As you all know there has been a huge hype about the first release of VMware’s VSAN, but I’ve decided to wait until I’ve got my hands on it to be really able to rate it appropriately.I’ve never liked to jump onto the marketing train, I always prefer to rate product/solution based on hands on experience and that’s what I’m going to do. This post will cover the setup of VSAN to power my homelab.
I just got two Dell PowerEdge R710 servers from eBay which should host my homelab in the future. Both servers are equipped with a PERC 6/i controller which of course is NOT on the VSAN HCL.
But as I knew this would work because Jad is already using a similar setup to power his lab.
The third host is a self-made white-box which only participates in the cluster to provide the minimum number of three hosts. More about that in a second.
All three server chassis can hold up to 6 x 3.5” drives which should be sufficient. I’ve used some 2.5” to 3.5” carrier to be able to put my OCZ Vertex SSD into the chassis along with a single 1TB drive per host.
To be able to use the PERC 6/i or any other unsupported RAID controller you will need to configure a RAID 0 volume on every drive. And don’t forget to initialize the RAID to clear the previous content of the drive, because VSAN requires that the drives to be empty.
Then I booted the hosts and added them to my existing vCenter server. If you are looking for a process to deploy the vCenter server when not having other storage available then the VSAN disks, you should check out William’s post. However Ienabled VSAN, I’ve created a new cluster and added the two R710 hosts to it. Also I migrated all ESXi standard vSwitches and VMKernel ports to a distributed Switch. Why? Because VSAN comes also with a vDS license to enable users to make use of features like Network I/O control or other advanced features like “Load Based NIC Teaming”. (What in my opinion is pretty cool)

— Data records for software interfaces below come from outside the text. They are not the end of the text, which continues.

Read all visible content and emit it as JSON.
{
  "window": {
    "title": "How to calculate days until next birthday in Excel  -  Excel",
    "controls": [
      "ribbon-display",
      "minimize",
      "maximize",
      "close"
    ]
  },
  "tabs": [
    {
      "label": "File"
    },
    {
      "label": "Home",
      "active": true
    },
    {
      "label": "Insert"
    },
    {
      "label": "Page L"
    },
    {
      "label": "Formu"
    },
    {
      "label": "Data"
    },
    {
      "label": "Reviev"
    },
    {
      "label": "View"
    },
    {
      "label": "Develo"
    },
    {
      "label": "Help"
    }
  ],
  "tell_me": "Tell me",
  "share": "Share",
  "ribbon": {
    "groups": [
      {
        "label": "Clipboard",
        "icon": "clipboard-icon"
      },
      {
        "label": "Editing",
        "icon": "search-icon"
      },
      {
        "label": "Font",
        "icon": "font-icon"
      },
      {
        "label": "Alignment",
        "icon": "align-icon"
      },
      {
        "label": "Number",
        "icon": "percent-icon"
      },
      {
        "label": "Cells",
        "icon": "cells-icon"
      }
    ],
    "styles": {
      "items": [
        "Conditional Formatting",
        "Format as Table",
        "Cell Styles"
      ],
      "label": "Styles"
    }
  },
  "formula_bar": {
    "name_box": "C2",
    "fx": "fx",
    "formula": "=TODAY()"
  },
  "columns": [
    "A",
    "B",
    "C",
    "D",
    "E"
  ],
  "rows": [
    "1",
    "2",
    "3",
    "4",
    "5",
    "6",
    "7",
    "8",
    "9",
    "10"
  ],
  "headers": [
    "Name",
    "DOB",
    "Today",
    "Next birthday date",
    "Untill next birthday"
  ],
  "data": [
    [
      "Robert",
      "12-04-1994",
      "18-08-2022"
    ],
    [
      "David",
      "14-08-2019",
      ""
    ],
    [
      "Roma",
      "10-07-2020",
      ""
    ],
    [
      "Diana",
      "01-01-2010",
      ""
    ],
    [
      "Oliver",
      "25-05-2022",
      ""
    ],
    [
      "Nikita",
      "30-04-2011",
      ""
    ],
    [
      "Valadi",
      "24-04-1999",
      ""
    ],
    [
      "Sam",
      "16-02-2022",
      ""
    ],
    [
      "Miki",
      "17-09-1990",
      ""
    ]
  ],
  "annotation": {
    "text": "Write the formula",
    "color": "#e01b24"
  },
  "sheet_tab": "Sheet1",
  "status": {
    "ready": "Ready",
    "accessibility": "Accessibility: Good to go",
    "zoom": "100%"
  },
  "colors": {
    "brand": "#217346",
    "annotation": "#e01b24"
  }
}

Then it was time to enable VSAN!
I selected the manual claiming to be able to show the claiming process in more detail.
Because I’ve used a controller which doesn’t support pass-through mode, I had to manually tell the ESXi host that one of the RAID 0 volumes is actually a SSD drive.
esxcli storage nmp satp rule add -s VMW_SATP_LOCAL -d naa.60024e8072c402001abb72a209c8e756 -o enable_ssd
esxcli storage core claiming reclaim -d naa.60024e8072c402001abb72a209c8e756
Then both hosts were ready to claim those disk to use for VSAN.
But as you can see the cluster is not so happy with just two hosts, so I was not allowed to deploy any virtual machines on my VSAN datastore.
But at this point I didn’t plan to add a third host so I had to manually edit the default VSAN policies to force the provisioning.
esxcli vsan policy getdefault
esxcli vsan policy setdefault -c vdisk -p “((\”hostFailuresToTolerate\” i1) (\”forceProvisioning\” i1))”
esxcli vsan policy setdefault -c vmnamespace -p “((\”hostFailuresToTolerate\” i1) (\”forceProvisioning\” i1))”
esxcli vsan policy setdefault -c cluster -p “((\”hostFailuresToTolerate\” i1) (\”forceProvisioning\” i1))”
After a while the cluster was looking fine.
I assigned the policy to a virtual machine and storage vMotioned it over to the vsanDatastore.
Up to this point I had the hope to be able to run an unsupported configuration with just two hosts, but this seems not to be possible if a certain level of redundancy is required/desired.
Ok then I decided to add the third host I mentioned earlier just to be able to apply the policy.
As soon as the third host was a part of the cluster the VM became compliant.
At this point I considered the VSAN setup to be complete. As final step I enabled VMware HA & DRS. To function properly at least VMware HA should be enabled after VSAN so that it is aware of it.
By now I can only rate the initial setup which I have to admit worked like a charm without any problems. But to be able to write a final resume I want to cover some additional points like fail over behavior or day to day tasks in a dedicated post so stay tuned.